- Two subjects of interest in 1992 homicide to take polygraph tests (1/15/17)8
- Obama shortens sentence of inmate from Cape (1/19/17)9
- Business notebook: Jackson salon owner also opens a clothing store (1/16/17)
- Area hospitals hope a box helps prevent infant deaths (1/19/17)6
- Cape SportsPlex contractor offers a look at the project (1/15/17)14
- Meat-processing plant faces $70K penalty for Clean Water Act violations (1/17/17)4
- Southeast to lose $3.5 million from state in budget cuts (1/18/17)21
- Subjects of interest in 1992 killing take polygraph tests; results not revealed (1/18/17)2
- Governor cuts $146 million, colleges take hit (1/17/17)
- Southern Bank announces merger with Capaha Bank (1/15/17)
Wary Americans looking for explanations
A national poll suggests that Americans are concerned about many of the issues listed on the Bush administration's agenda for the next two years (see above), even though many Americans may be wary of White House plans to deal with those topics.
The Associated Press poll found that most Americans wonder about plans for deeper tax cuts and fear Osama bin Laden and his al-Qaida terrorists more than Saddam Hussein.
While most Americans are troubled by their own financial situations, thanks in large part to the sluggish economy's effect on retirement savings, nearly half believe they will be better off at the end of 2003 than they are now.
The poll's findings are an indication that the Bush administration has a big sales job to do before a lot of Americans are comfortable with many of the items on the president's agenda.
Americans have a right to expect explanations. And President Bush has an obligation to provide them.
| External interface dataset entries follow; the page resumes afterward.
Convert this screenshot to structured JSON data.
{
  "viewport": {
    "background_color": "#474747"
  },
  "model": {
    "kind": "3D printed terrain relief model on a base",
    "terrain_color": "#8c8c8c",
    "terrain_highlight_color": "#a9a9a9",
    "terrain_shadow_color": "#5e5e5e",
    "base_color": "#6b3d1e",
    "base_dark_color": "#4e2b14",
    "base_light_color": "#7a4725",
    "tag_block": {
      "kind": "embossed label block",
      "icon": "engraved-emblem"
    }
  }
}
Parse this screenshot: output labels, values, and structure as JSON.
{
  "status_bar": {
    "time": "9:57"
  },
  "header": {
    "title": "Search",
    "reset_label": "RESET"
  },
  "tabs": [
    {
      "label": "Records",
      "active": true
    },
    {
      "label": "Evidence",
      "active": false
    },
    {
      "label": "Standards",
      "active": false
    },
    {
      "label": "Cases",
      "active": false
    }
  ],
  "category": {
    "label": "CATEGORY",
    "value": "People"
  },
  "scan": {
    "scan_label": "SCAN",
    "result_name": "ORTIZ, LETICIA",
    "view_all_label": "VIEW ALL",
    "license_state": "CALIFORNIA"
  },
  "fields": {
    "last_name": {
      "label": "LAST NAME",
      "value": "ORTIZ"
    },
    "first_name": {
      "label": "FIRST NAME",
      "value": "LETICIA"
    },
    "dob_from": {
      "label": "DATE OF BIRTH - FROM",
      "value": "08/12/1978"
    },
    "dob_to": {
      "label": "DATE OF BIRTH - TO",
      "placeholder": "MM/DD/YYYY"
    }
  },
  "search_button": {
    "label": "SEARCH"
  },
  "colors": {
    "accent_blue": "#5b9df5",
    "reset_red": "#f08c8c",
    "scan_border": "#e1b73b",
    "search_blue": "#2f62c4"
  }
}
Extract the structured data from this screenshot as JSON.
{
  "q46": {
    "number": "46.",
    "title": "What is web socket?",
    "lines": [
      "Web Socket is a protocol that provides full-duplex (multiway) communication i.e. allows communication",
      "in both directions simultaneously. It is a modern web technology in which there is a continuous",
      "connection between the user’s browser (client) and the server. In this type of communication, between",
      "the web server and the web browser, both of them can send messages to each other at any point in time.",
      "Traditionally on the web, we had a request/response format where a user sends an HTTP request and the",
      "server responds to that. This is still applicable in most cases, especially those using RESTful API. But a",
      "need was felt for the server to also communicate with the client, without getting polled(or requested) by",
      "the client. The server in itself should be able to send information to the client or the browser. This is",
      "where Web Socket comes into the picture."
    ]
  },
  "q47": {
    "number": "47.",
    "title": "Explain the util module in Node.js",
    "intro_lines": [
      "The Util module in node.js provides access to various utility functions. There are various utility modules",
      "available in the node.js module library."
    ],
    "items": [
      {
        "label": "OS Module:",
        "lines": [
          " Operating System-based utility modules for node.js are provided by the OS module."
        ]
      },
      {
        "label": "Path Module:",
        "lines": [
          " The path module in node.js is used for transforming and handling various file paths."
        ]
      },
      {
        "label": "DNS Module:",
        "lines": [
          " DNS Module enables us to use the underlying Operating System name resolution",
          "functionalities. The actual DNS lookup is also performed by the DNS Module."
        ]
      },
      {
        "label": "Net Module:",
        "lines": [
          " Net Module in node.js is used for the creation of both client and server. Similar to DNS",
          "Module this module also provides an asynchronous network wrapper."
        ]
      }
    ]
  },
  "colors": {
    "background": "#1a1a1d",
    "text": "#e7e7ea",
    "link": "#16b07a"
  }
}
What may give the Bush plan its biggest boost is finding ways to help Americans understand that tax reform, legal reform, access to health care, immigration reform and all the other items on the White House agenda will, if achieved, have a significant positive impact on the welfare of the whole nation.